Pacific's Honors Program supports special academic programs and extra-curricular programs designed to enrich the social, cultural, and intellectual lives of our students. Honors students are encouraged to participate in the residential program by living in one of the Honors Residence halls, John Ballantyne House for Freshmen and Carter House for Sophomores, though the Honors activities sponsored by these houses are available to all Honors students.
Participation in the Honors Program is by invitation; each undergraduate student who is accepted to the University is considered if they are in a degree seeking program.
Generally, invitees have a a combination of high grades and test scores, but the program also consider students whose backgrounds suggest some unusual talents that regular transcripts and scores cannot reveal. About 15-20% of the freshman class participates in the freshman program.
The program administrators also invite students to join the honors program after their first semester as freshmen at Pacific if they earn a 3.5 GPA or better. Currently, there is no honors program for transfer students.
While in the program, student participate in the following:
- Freshman/Sophomore General Education courses: Honors students begin by taking an Honors section of Pacific Seminars I, and one other Honors General Education course. The Honors GE courses vary each semester, and attempt to cover all nine sub-categories. Honors students may take as many of these courses as they wish, but are only required to complete one Honors GE to complete the program. Most students take one or two in their first two years.
- Sophomore/Junior Honors seminars: This is a four-course sequence of one-unit seminars designed to help students make connections between their General Education Courses their majors. The first three courses will combine to meet the Area II-B General Education requirement.
- Creativity and Knowledge is the first and has students read a number of articles about how human beings create and organize knowledge and asks students to consider their education to date in this light.
- Knowledge and Human Values is next and addresses the ethics of knowledge, asking about the rights and responsibilities entailed by expertise in particular fields, and about how non-experts should relate to the authority of knowledge.
- Social Uses of Knowledge comes third and asks students to apply knowledge to contemporary world affairs. (Students who spend junior year abroad will be excused from this seminar.)
- Senior Project Proposal is the fourth and asks students to convey specialist knowledge to a non-specialist audience by writing a research or grant proposal.

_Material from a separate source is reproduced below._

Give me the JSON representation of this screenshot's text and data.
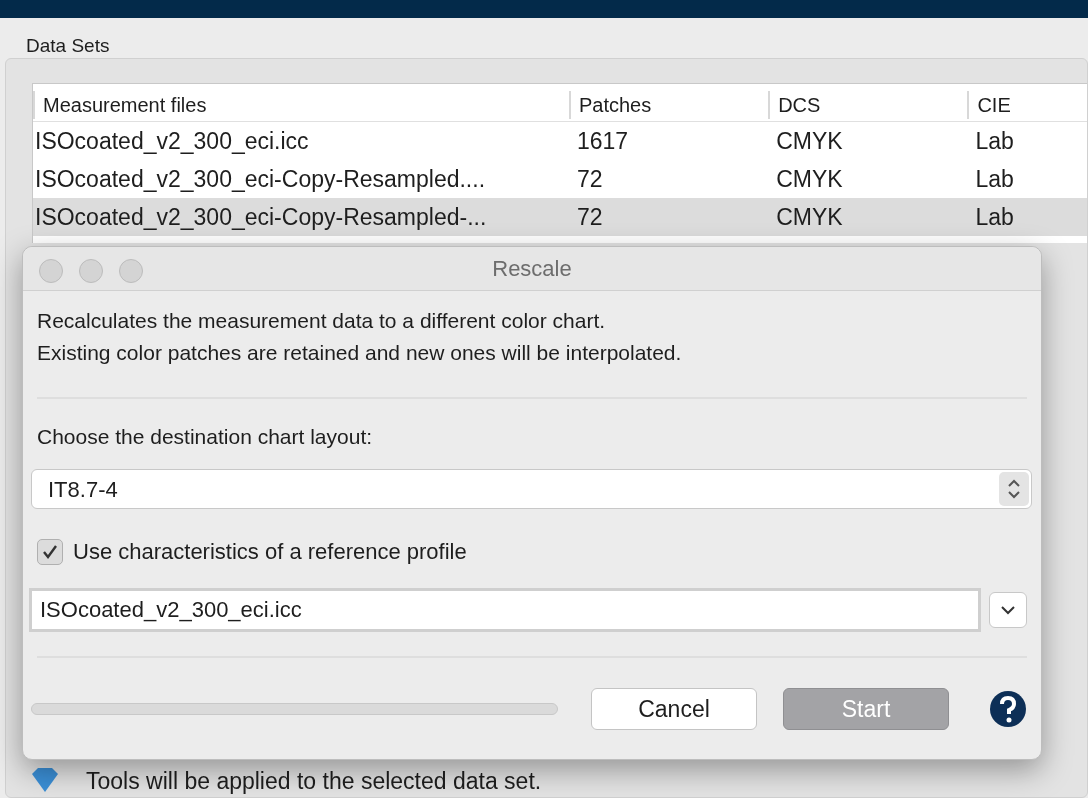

- Senior Project-Senior Year: Most senior projects will be research projects arising out of the fourth seminar, although students may choose other kinds of projects appropriate to their majors. Studio art majors, for example, may submit a piece of original work. Students in schools that require senior projects will do an Honors version, not a second project. Students entering graduate school through one of Pacific's accelerated programs will be excused from this requirement.
We want to encourage our students to be well-rounded, so we supplement the academic program with direct and indirect encouragement to participate in various kinds of extra-curricular activities.
- Honors colloquia: We ask freshmen students to attend on average of one "colloquium" per month from an extensive calendar we publish regularly on the Honors website, with a required minimum total of 8, though many students complete more. Traditional academic colloquia, such as guest lectures, of course make the calendar, but we also include musical and theatrical performances and art shows as well. Since there are so many options for the colloquia, many students find this portion of the program easy to complete. These colloquia are among the features of the program that students come to like best. They help our students see that a university's intellectual and cultural breadth and richness extends beyond the classroom.
- Off-campus events: We arrange a limited number of off-campus events each year to encourage our students to take advantage of the resources of Stockton and of Northern California. We support a yearly Honors Retreat, and we make occasional forays to San Francisco, the Calaveras Big Trees State Park, etc.
- Leadership and service opportunities: We encourage our students' involvement in tutoring, student government, and off-campus service.
A more detailed look at the academic plan can be found online.
Students are expected to maintain high academic standards throughout their four years and to take all required courses in order to have university honors noted on their transcripts. Every honors course carries an honors notation on university transcripts, so students will get credit for whatever part of the program they complete.